=== EXERCISE DESCRIPTION ===
Please find every line in the records below that contains the word "left", and copy it.

=== PROVIDED RECORDS ===
■ ■ ■ ■
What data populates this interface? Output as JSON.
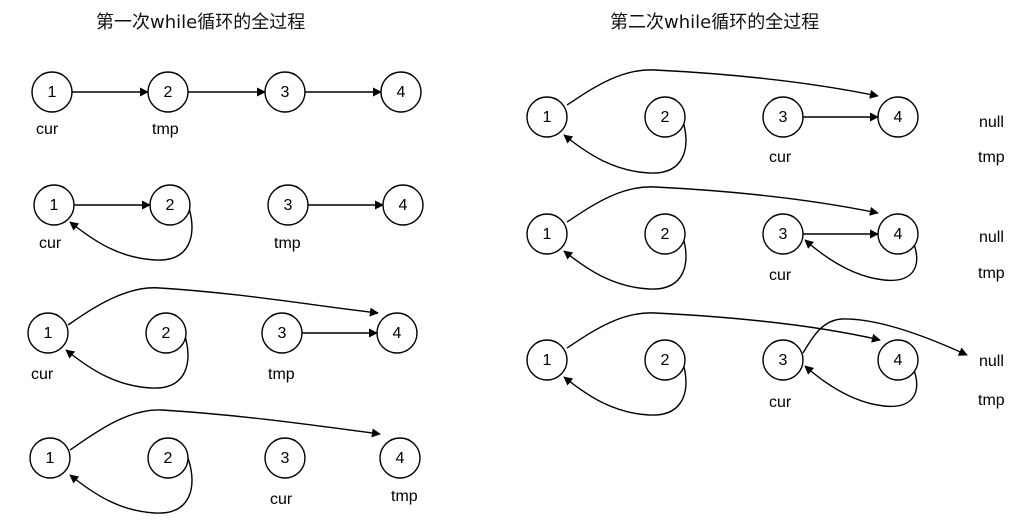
{
  "titles": {
    "left": "第一次while循环的全过程",
    "right": "第二次while循环的全过程"
  },
  "nodes": [
    "1",
    "2",
    "3",
    "4"
  ],
  "labels": {
    "cur": "cur",
    "tmp": "tmp",
    "null": "null"
  }
}
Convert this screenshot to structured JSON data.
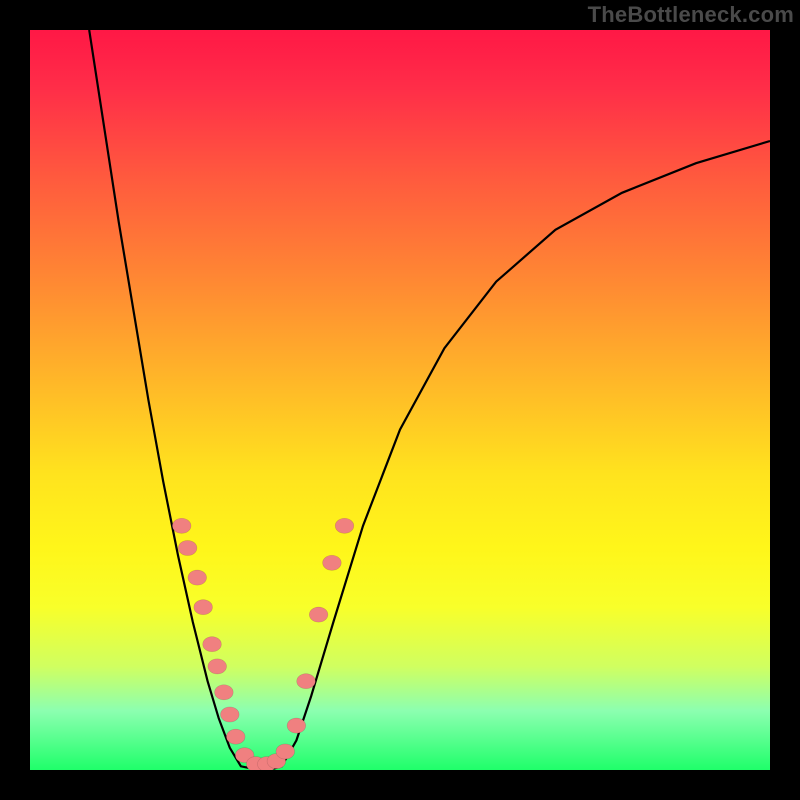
{
  "watermark": "TheBottleneck.com",
  "chart_data": {
    "type": "line",
    "title": "",
    "xlabel": "",
    "ylabel": "",
    "xlim": [
      0,
      100
    ],
    "ylim": [
      0,
      100
    ],
    "grid": false,
    "legend": false,
    "series": [
      {
        "name": "left-branch",
        "x": [
          8,
          10,
          12,
          14,
          16,
          18,
          20,
          22,
          24,
          25.5,
          27,
          28.5
        ],
        "y": [
          100,
          87,
          74,
          62,
          50,
          39,
          29,
          20,
          12,
          7,
          3,
          0.5
        ]
      },
      {
        "name": "floor",
        "x": [
          28.5,
          30,
          31.5,
          33,
          34
        ],
        "y": [
          0.5,
          0.2,
          0.2,
          0.2,
          0.5
        ]
      },
      {
        "name": "right-branch",
        "x": [
          34,
          36,
          38,
          41,
          45,
          50,
          56,
          63,
          71,
          80,
          90,
          100
        ],
        "y": [
          0.5,
          4,
          10,
          20,
          33,
          46,
          57,
          66,
          73,
          78,
          82,
          85
        ]
      }
    ],
    "markers": [
      {
        "x": 20.5,
        "y": 33
      },
      {
        "x": 21.3,
        "y": 30
      },
      {
        "x": 22.6,
        "y": 26
      },
      {
        "x": 23.4,
        "y": 22
      },
      {
        "x": 24.6,
        "y": 17
      },
      {
        "x": 25.3,
        "y": 14
      },
      {
        "x": 26.2,
        "y": 10.5
      },
      {
        "x": 27.0,
        "y": 7.5
      },
      {
        "x": 27.8,
        "y": 4.5
      },
      {
        "x": 29.0,
        "y": 2.0
      },
      {
        "x": 30.5,
        "y": 0.8
      },
      {
        "x": 32.0,
        "y": 0.8
      },
      {
        "x": 33.3,
        "y": 1.2
      },
      {
        "x": 34.5,
        "y": 2.5
      },
      {
        "x": 36.0,
        "y": 6.0
      },
      {
        "x": 37.3,
        "y": 12.0
      },
      {
        "x": 39.0,
        "y": 21.0
      },
      {
        "x": 40.8,
        "y": 28.0
      },
      {
        "x": 42.5,
        "y": 33.0
      }
    ],
    "marker_radius_frac": 0.012
  }
}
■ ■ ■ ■
=== SOLUTION TO THE EXERCISE ===
    "left": "第一次while循环的全过程",
        "name": "left-branch",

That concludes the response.